[Costa] To balance its external accounts, the United States needs a volume of foreign capital investment equivalent to its deficit, something like $1 billion per day of foreign capital investments. The United States can no longer live on its own production. At the same time, the international community is beginning to understand that it can do without the United States; but the United States cannot do without the rest of the world. In predatory fashion, the United States takes from as much as it can from the world economy. In order to maintain its hegemony and standard of living, the United States will very soon need to fight diplomatically and militarily. We are 4.5 percent of the world population and we consume 45-50 percent of the world's raw materials. We are the biggest consumers of oil, and we emit 19.7 tons of carbon dioxide per person per year, which is pollution. Brazil emits 1.8 tons of carbon dioxide per person. Do not be deceived regarding the United States; what matters are its interests.
[Fernandes] Are you secret agents fully aware of that?
[Costa] Obviously. But no country is going to fight for the interests of others. U.S. Government leaders do what is in their interests, and we came here to look after our interests. Period. The rest is rhetoric.

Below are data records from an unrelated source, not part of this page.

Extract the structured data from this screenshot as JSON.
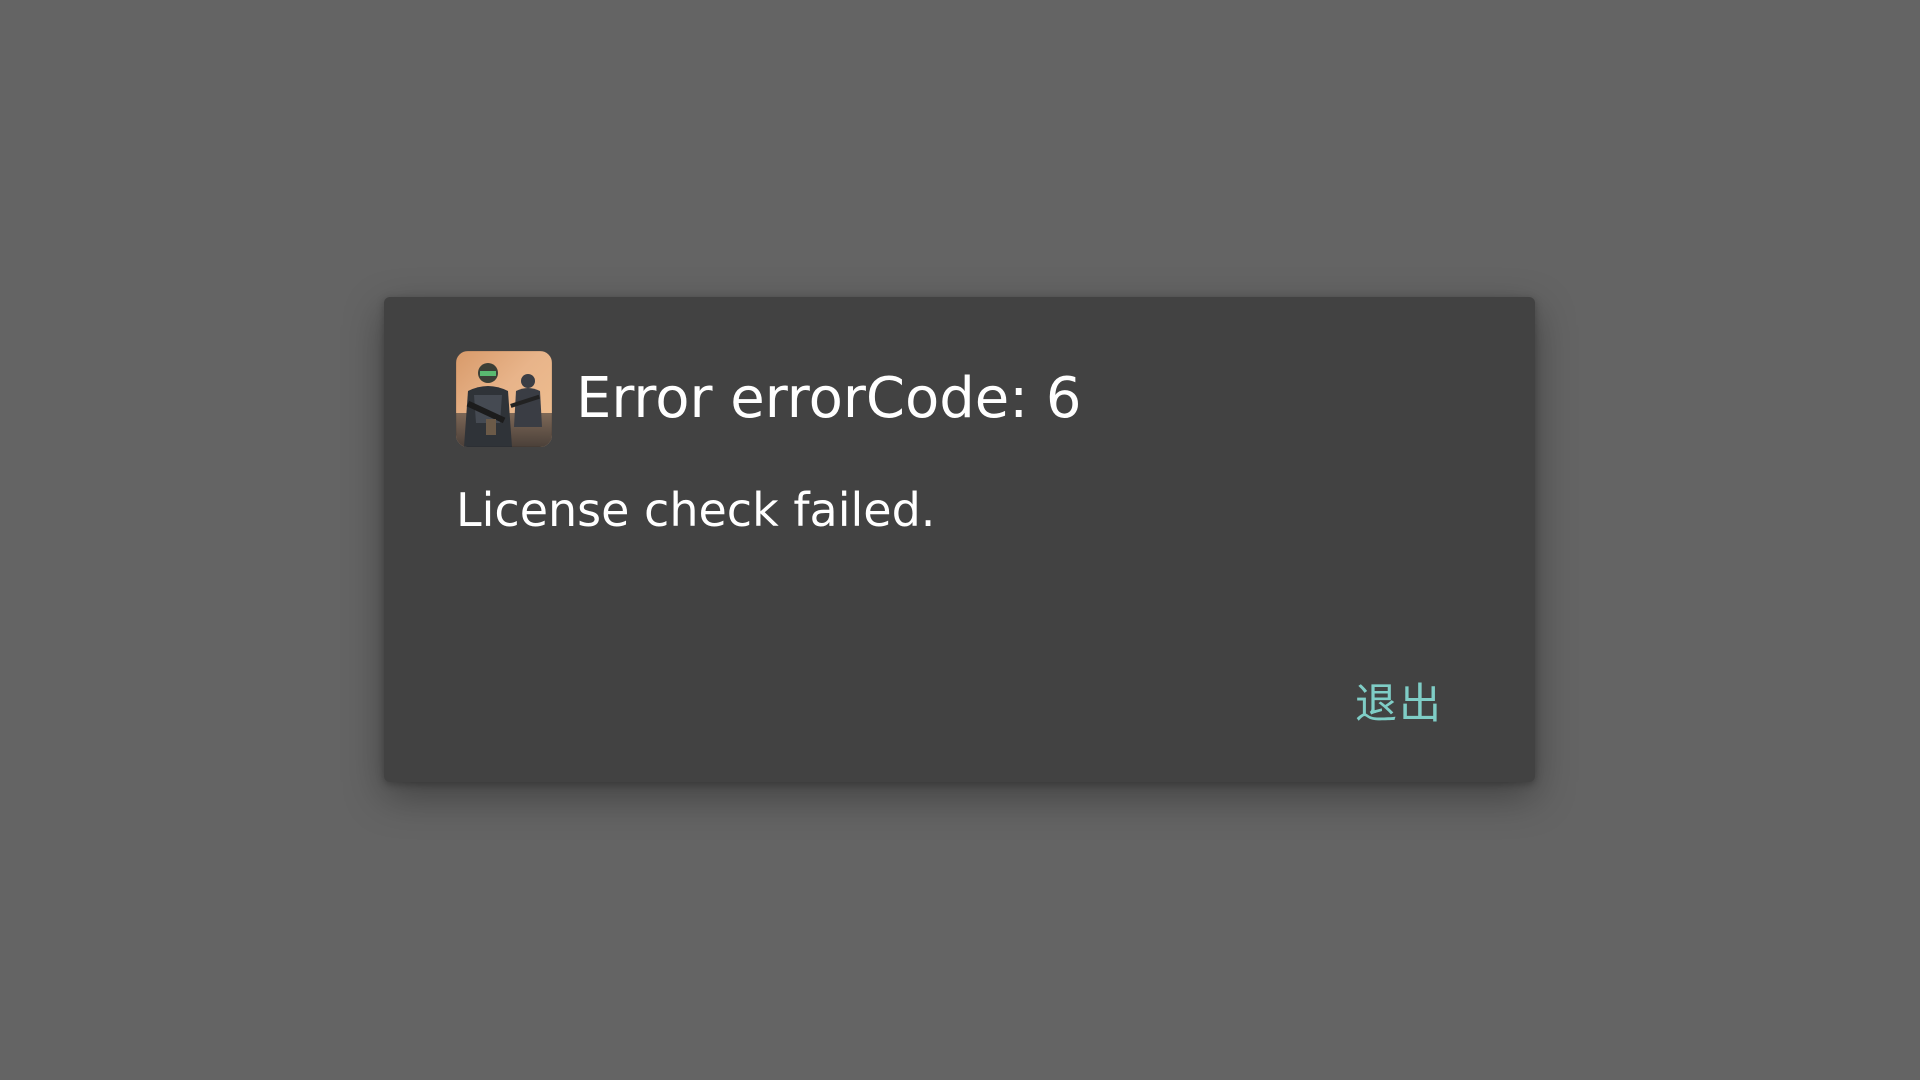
{
  "dialog": {
    "app_icon": "soldiers-game-icon",
    "title": "Error errorCode: 6",
    "message": "License check failed.",
    "exit_label": "退出"
  },
  "colors": {
    "backdrop": "#646464",
    "dialog_background": "#424242",
    "text": "#ffffff",
    "accent": "#7fcdc6"
  }
}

He was fired upon refusing to spy on the Muslim community alleging it was anti-constitutional. He further explains how the Brazilian Federal Police has been bought by the US years ago, how FBI spies such as himself move around freely, how they manipulate the press (one of their most important roles). He says he's taken precautions against coming down with "lethal flu". Good luck to him.

More to come soon.

Links to this post:

<\$BlogItemBacklinkCreate\$>

3 Comments:

At 23/10/04 21:37, Blogger D said...

Great job on the translation, Lioness. Very good reading. I was I could say I was shocked, but I am not. I never held that many illusions to begin with, but "The Secret War Against The Jews" cured me forever. One thing stands out from the G-man's testimony: It's all about interests. There's never any other reason or motive.
As long as we keep that in mind, we won't get too disappointed by whatever happens in Iraq, or Israel.
Don't believe for one second that Bush went to Iraq so the Iraqi's could have democracy. Don't believe for a second that Clinton extorted Oslo because he loved Barak, or even Arafat. WhatEVER the reason, filantropy it was not.
But I love it when shit like this floats to the surface. Nothing ever really changes. But it's nice to see a few red cheeks every once in a while.

 
At 24/10/04 03:23, Blogger The Lioness said...

See, this is how I know you DON'T click on my links (shame, some are really fabulous, like the Quiet Foxes in the Dull post)- anywaaay, I didn't translate a thing, it was already in English. Credit where credit is due and all that.

 
At 25/10/04 01:40, Blogger CarpeDM said...

Very interesting post, a little frightening for me to read.

I love the new template! Very fun!

 

Post a Comment

<< Home